When groundwater is pumped out of the ground by wells, and not replenished fast enough, the groundwater level sinks.
With it, the surface of the area sinks also. Locally, this effect is not apparent, because heights of objects are specified relative to the surface. The change in height stays zero by definition. But relative to the average elevation of surrounding land not connected in terms of ground water, there is a change. What changes is the distance between soil surface and center of gravity of the earth. The subsidence is a change in the shape of the earth, so its center of gravity changes itself, but the magnitude of that change is small enough compared to the surface change to ignore it.
How can the change in surface elevation of a fixed point on the surface of the Earth be measured?
One approach would be to use the fact that the surface of a water volume in equilibrium is the same height everywhere, even if the surface is separated. The water level in both ends of a U-shaped pipe is the same. One could use a long pipe that reaches from the measured location to a reference point. Connected bodies of groundwater are large, so that may require pipes of a length in the order of kilometers. Also, with a large distance between the end the air pressure may be different, so there is no equilibrium.
The ground water level itself is a possible reference point, because the ground water can permeate the ground. But we know that it is not in equilibrium, because ground water is removed only in parts of the surface - the wells, and the permeation is slow.
Ground elevation can be measured from satellites, as GPS does. I suspect that the accuracy is too low for many purposes because the relative change in the measured distance is very small. Also, the orbit of a satellite changes with the change of the center of gravity.
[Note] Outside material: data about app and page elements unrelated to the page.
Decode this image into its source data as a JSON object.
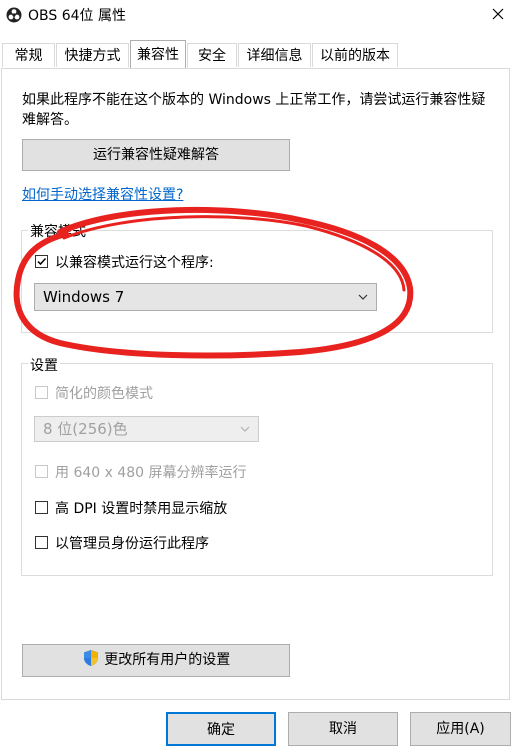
{
  "window": {
    "title": "OBS 64位 属性"
  },
  "tabs": [
    {
      "label": "常规"
    },
    {
      "label": "快捷方式"
    },
    {
      "label": "兼容性"
    },
    {
      "label": "安全"
    },
    {
      "label": "详细信息"
    },
    {
      "label": "以前的版本"
    }
  ],
  "intro": {
    "text": "如果此程序不能在这个版本的 Windows 上正常工作，请尝试运行兼容性疑难解答。"
  },
  "troubleshoot_button": "运行兼容性疑难解答",
  "manual_link": "如何手动选择兼容性设置?",
  "compat_mode": {
    "legend": "兼容模式",
    "checkbox_label": "以兼容模式运行这个程序:",
    "checked": true,
    "selected_os": "Windows 7"
  },
  "settings": {
    "legend": "设置",
    "reduced_color_label": "简化的颜色模式",
    "color_depth": "8 位(256)色",
    "resolution_label": "用 640 x 480 屏幕分辨率运行",
    "dpi_label": "高 DPI 设置时禁用显示缩放",
    "admin_label": "以管理员身份运行此程序"
  },
  "change_all_button": "更改所有用户的设置",
  "footer": {
    "ok": "确定",
    "cancel": "取消",
    "apply": "应用(A)"
  },
  "colors": {
    "accent": "#0078d7",
    "link": "#0066cc",
    "annotation": "#e8231f"
  }
}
Because the change is slow, elevation changes in distant regions influencing the satellite create noise in the measurement.